Stories abound about everyday life during the Klondike gold rush in Alaska that began in 1898. This is unsurprising, considering the extraordinarily harsh environment in which men worked. One such tale involves a group of miners who discovered, during a typically bitter winter, the frozen remains of a colleague. Once over the initial shock of this gruesome discovery, the men’s spirits rose when they recognised the lumpen mass their deceased comrade was still clutching in his hand. Unfrozen and pliant to the touch, they identified it as his precious sourdough bread starter. Without further ado, so the story goes, the men immediately converted this unappetising material into their favourite biscuits, using a trusty Dutch oven.
Any cowboy, and the ‘cooky’ that fed him on the High Plains which included parts of Wyoming, Kansas and Texas, would have nodded in approval and understanding. Cowboys, like their mining counterparts, lived rough, uncompromising lives so they needed food that was tasty, substantial and straightforward to eat. The cook valued ingredients that were cheap, very portable and simple to cook. Bread fulfilled those needs and added balance to a regular diet that included meat and beans. No campfire meal was complete without hot bread or, the cowboy’s favourite, biscuits.
In the colonial era and early nineteenth century this staple fare was based on flour milled from corn grain. Wheat flour was not only prone to mildew rust, it was expensive. But by the time the American West opened up in the 1850s, milling practices had improved; new, hardier wheat strains had been introduced, and rapidly improving transport links ensured a ready supply. The booming West also brought an influx of immigrants. Among them were French master bakers who brought with them Europe’s oldest form of leavened bread, sourdough. Its origins lie in the fertile crescent of Mesopotamia (what is now Iraq) nearly four thousand years BC.
These new immigrants, such as the Boudin family who settled in San Francisco, started making this bread using a recipe that had undergone few changes in the intervening millennia. Urban American, cowboy and miner all loved it. The bread’s appeal lay in its flavour, a distinctive sour taste echoed in the name, and in an attractive chewy texture, both caused by the way it is made.
True sourdough bread has only three ingredients: flour, water and salt. Lying dormant within the flour are wild yeasts and lactobacillus bacteria that, in contact with water, suddenly come alive in a fermentation process that lasts for over twelve hours. This resultant ‘live starter’ then forms the basis for successive bread mixes. As Pliny the Elder observed, dough could be “kept over from the day before; manifestly it is natural for sourness to make the dough ferment.” The yeasts in this retained dough stayed alive through warmth. It explains why trail cook and miner alike kept their precious cache close to their person, either in a pouch round their necks, or stowed away in their bedrolls. This was a food source the cold couldn’t kill; only extreme heat could do that. The resultant bread even tasted good when it was stale. It is little wonder the old hands at the mines guarded their dough so jealously, earning the nickname ‘sourdoughs.’
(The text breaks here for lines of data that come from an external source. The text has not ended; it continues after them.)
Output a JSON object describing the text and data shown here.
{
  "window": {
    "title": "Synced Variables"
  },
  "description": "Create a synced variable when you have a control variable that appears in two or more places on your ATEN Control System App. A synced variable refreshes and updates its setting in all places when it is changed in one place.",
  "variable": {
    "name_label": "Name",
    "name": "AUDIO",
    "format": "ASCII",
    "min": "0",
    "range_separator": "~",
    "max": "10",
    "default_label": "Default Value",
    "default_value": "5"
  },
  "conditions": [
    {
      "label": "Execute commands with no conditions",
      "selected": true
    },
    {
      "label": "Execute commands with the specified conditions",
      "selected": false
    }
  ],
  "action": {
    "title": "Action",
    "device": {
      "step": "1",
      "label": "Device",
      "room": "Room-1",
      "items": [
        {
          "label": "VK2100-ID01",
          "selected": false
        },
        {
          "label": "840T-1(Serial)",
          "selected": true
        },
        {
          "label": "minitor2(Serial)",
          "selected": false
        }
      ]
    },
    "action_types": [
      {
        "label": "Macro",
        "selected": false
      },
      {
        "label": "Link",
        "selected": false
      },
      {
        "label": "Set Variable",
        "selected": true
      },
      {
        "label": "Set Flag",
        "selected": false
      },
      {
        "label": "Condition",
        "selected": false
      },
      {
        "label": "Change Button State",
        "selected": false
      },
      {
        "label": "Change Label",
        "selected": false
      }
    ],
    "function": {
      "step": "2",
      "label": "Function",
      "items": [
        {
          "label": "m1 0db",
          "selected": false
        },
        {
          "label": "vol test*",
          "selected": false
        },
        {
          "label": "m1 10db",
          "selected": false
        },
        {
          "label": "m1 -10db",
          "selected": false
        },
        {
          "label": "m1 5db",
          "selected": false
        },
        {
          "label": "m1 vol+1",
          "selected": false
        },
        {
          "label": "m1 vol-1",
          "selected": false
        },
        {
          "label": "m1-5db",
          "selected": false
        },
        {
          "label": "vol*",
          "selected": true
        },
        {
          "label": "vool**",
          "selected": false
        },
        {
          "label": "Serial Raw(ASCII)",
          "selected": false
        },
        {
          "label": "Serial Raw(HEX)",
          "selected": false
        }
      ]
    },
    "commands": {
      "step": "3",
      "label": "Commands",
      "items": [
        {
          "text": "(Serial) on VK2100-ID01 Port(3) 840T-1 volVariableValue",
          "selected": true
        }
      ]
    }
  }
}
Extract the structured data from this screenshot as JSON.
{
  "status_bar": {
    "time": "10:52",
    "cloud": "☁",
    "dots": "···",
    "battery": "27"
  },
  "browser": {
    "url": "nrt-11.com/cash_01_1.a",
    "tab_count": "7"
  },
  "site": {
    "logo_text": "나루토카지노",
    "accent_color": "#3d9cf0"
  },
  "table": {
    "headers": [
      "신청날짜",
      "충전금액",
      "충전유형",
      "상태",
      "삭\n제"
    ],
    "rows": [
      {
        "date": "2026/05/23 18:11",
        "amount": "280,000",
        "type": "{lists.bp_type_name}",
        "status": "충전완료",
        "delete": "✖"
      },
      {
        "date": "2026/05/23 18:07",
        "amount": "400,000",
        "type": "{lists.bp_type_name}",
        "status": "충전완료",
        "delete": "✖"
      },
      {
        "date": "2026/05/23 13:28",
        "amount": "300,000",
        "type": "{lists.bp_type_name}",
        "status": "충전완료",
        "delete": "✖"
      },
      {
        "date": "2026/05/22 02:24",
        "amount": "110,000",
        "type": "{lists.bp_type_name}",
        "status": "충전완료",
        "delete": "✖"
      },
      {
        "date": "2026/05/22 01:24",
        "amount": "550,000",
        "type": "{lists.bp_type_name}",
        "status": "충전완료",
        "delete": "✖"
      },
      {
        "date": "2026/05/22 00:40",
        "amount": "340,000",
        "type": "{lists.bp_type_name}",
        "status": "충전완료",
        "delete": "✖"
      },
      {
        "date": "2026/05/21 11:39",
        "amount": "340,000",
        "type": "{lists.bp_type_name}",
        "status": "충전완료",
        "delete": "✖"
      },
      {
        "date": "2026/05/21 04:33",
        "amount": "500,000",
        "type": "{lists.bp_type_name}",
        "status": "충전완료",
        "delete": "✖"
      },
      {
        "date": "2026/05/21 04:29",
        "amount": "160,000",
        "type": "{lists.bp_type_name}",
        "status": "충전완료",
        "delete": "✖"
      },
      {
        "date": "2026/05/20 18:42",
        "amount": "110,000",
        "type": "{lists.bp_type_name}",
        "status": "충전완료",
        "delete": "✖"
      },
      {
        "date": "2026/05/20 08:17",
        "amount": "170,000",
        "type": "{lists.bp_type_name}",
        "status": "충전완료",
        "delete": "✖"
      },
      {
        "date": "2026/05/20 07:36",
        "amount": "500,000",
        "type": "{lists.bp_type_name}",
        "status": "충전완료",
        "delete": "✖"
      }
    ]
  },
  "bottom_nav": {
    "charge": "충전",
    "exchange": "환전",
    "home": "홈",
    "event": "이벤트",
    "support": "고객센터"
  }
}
The drawback to sourdough was the time it took. Cooking bread using ‘live’ starter dough has never been a quick process. Trail cooks and miners commonly buried the mix in their three-legged Dutch ovens in the fire’s embers overnight. The conditions in which they cooked were rudimentary and never easy. When new leavening agents came on the market, such as baking powder, which significantly cut baking time, many took advantage. Biscuits, for example, could be made in as little as thirty minutes. By the outbreak of World War One the art of sourdough cooking seemed to have been lost. But it had not entirely disappeared.
Today, on both sides of the Atlantic, traditional sourdough bread is making a comeback as consumers yearn for something with real taste.